New Delhi. Before you stock up on pulses, check whether they are imported or locally produced. A large number of the imported pulses available in the Indian market have been exposed to commonly used herbicide glyphosate. While the World Health Organisation had found this herbicide to be a possible carcinogenic, the EPA and FAO had subsequently allowed the use of glyphosate. In the face of these conflicting findings, the jury is still out on whether pulses exposed to glyphosate should be consumed by humans or not.
This question was raised in Parliament by BJD's Bhratruhari Mahtab during zero hour. He said that pulses are being imported into the country from Australia, Canada, Mynmar and some African countries. Some of these imported pulses have been exposed to glypohsate which is considered harmful to humans. He demanded that the country's import policies should be made stricter to ensure that the health and safety of Indians is not compromised.
Ram Vilas Paswan, Cabinet Minister for Consumer Affairs, Food and Public Distribution, assured that the government will look into the matter and in no circumstances will any such situation be created that would put the health of people at risk.
Monsanto in the dock because of Glyphosate
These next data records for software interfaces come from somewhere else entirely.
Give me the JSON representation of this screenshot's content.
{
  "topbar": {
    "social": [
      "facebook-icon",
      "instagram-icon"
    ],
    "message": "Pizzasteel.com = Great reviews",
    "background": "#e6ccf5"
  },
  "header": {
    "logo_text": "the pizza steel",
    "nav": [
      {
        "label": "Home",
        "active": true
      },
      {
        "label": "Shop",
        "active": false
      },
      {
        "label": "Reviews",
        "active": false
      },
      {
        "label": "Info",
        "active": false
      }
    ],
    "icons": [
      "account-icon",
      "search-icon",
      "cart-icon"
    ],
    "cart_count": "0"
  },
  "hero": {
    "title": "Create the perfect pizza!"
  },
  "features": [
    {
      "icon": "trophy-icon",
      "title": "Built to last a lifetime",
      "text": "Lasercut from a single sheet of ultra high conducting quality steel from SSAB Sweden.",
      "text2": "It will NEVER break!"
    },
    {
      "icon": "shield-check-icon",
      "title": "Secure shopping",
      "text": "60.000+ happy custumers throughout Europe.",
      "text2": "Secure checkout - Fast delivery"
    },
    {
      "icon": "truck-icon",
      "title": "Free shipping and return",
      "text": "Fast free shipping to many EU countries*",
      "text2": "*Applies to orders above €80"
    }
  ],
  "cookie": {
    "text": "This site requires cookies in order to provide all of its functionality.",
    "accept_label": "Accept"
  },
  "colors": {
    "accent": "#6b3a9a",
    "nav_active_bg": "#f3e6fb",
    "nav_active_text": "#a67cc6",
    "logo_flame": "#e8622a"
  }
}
After an epidemiological study by WHO listed glypohsate as a "possible carcinogenic", Monsanto, the US based agro chemical company, has found itself in the midst of several lawsuits. Monsanto has been marketing Roundup, a herbicide with glyphosate as the main ingredient, since the 1970s. While Monsanto refutes the link between glyphosate and cancer, it is now facing lawsuits in different courts in the US. One such suit has been filed by Dwayne Johnson in San Francisco. Johnson has alleged that he contracted cancer of the lymph nodes due to exposure to Roundup.